According to sources, the victim faced cyber intrusions starting in 2009, with the deployment of the Hydraq (Aurora) Trojan horse being a prominent method. Over the subsequent years, the attackers systematically exploited several zero-day vulnerabilities, notably on Adobe and Microsoft products (CVE-2012-0779, CVE-2012-1875, CVE-2012-1889 and CVE-2012-1535). The Tactics, Techniques, and Procedures (TTPs) of the attacks seem to correspond with activities reputed of a group associated with the "Elderwood Platform." Furthermore, there was a noticeable shift in their methods, with an increase in "watering hole" techniques, compromising specific websites expected to be visited by targets.
The repercussions of these incidents for the victim could be multifaceted. Operational disturbances might have arisen due to the deployment of the mentioned zero-day vulnerabilities, potentially jeopardizing sensitive intellectual property. These intrusions might have also facilitated unauthorized access to top-tier defense contractors by using the victim as an intermediary.
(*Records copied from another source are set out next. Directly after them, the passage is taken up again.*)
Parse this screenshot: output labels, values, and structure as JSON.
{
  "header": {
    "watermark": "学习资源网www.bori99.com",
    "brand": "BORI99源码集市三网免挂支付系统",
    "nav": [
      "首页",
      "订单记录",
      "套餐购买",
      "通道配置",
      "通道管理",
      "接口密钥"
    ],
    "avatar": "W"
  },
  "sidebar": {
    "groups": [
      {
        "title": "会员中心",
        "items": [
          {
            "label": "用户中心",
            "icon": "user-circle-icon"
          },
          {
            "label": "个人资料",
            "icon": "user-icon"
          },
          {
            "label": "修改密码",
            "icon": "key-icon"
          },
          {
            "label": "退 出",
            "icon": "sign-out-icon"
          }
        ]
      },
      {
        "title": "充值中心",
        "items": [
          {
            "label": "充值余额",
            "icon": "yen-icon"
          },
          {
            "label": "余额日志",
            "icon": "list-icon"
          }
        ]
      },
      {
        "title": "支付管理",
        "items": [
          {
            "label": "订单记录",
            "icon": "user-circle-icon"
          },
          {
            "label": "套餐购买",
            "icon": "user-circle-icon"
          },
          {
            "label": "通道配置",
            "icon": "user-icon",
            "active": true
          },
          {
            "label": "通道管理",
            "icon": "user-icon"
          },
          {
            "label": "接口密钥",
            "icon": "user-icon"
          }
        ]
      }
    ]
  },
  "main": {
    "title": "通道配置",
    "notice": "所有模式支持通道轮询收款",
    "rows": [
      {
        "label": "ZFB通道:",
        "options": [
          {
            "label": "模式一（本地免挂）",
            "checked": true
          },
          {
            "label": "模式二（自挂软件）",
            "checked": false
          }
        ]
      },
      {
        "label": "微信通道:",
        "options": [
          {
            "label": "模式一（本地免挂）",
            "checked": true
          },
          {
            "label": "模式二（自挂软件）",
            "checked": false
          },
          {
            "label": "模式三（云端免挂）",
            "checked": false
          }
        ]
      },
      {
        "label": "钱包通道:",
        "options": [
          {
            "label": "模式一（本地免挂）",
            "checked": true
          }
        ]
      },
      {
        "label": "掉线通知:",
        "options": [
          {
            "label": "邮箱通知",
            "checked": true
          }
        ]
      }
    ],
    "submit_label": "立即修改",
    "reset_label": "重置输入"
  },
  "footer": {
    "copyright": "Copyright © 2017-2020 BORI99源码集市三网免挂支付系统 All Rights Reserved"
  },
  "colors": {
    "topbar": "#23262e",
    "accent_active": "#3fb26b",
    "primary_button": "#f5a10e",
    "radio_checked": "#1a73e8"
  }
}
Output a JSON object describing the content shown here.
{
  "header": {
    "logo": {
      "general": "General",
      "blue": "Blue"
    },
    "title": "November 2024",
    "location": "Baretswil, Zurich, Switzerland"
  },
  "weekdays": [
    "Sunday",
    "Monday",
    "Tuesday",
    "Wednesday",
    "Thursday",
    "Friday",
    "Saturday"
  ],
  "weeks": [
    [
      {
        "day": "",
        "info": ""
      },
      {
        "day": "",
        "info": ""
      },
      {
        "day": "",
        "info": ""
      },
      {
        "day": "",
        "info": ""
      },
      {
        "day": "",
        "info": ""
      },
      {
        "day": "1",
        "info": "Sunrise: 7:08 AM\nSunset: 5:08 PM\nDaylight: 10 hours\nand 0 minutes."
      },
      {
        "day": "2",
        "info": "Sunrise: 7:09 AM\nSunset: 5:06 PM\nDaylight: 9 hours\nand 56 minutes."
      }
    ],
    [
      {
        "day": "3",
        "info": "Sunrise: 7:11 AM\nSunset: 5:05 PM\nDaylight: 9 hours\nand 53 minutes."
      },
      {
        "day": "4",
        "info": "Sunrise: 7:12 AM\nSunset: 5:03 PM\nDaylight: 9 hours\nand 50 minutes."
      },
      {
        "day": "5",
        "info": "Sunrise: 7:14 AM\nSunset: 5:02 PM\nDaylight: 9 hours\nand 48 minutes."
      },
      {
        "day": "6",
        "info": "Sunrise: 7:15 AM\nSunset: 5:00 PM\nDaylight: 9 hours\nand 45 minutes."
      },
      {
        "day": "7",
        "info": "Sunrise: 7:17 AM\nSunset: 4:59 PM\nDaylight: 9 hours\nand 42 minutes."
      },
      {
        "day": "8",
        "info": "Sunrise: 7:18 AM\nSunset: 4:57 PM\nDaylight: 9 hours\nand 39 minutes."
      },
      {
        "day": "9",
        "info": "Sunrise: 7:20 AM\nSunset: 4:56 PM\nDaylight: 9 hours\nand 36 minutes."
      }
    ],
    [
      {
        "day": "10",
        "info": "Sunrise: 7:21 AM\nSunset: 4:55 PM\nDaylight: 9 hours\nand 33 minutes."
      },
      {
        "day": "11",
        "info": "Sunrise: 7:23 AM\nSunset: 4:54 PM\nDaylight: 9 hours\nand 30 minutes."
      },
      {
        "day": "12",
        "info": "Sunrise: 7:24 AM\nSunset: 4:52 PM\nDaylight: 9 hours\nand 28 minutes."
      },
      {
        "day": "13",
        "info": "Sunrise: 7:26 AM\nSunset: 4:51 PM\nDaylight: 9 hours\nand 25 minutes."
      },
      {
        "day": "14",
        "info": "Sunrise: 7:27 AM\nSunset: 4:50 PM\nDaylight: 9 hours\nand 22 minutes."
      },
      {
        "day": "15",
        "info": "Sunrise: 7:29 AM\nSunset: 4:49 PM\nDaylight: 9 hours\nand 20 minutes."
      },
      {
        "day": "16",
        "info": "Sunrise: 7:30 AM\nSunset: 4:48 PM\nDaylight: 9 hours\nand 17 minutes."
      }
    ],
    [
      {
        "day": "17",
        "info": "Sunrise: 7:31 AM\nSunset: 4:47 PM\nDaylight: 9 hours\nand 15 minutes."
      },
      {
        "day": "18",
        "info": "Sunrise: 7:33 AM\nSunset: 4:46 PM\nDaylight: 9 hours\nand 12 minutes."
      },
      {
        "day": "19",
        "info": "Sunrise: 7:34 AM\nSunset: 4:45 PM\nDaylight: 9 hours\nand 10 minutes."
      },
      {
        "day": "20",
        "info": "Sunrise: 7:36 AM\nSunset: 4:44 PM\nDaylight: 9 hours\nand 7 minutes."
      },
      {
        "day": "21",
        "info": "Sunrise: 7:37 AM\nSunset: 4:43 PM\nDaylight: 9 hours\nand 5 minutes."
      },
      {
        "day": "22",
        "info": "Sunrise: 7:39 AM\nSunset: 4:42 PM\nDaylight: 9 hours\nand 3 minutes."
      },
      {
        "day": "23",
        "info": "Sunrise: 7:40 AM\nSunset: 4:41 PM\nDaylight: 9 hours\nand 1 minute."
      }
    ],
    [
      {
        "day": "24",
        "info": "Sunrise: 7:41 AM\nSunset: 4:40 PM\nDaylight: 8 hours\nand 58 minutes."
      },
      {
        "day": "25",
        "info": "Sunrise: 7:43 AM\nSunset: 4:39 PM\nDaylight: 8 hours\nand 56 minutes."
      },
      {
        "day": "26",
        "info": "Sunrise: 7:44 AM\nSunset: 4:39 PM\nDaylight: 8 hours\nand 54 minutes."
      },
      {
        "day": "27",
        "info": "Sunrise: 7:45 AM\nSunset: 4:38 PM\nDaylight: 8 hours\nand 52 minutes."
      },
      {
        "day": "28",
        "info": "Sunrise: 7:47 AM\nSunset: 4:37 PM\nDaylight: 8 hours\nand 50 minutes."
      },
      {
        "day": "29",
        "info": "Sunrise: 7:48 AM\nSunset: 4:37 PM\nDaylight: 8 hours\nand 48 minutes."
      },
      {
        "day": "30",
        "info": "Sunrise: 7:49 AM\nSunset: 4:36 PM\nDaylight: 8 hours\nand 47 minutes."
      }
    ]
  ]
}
Given the escalated use of "watering hole" attacks, a vast amount of data may have been at risk, though the specifics on the type and extent of data remain uncertain.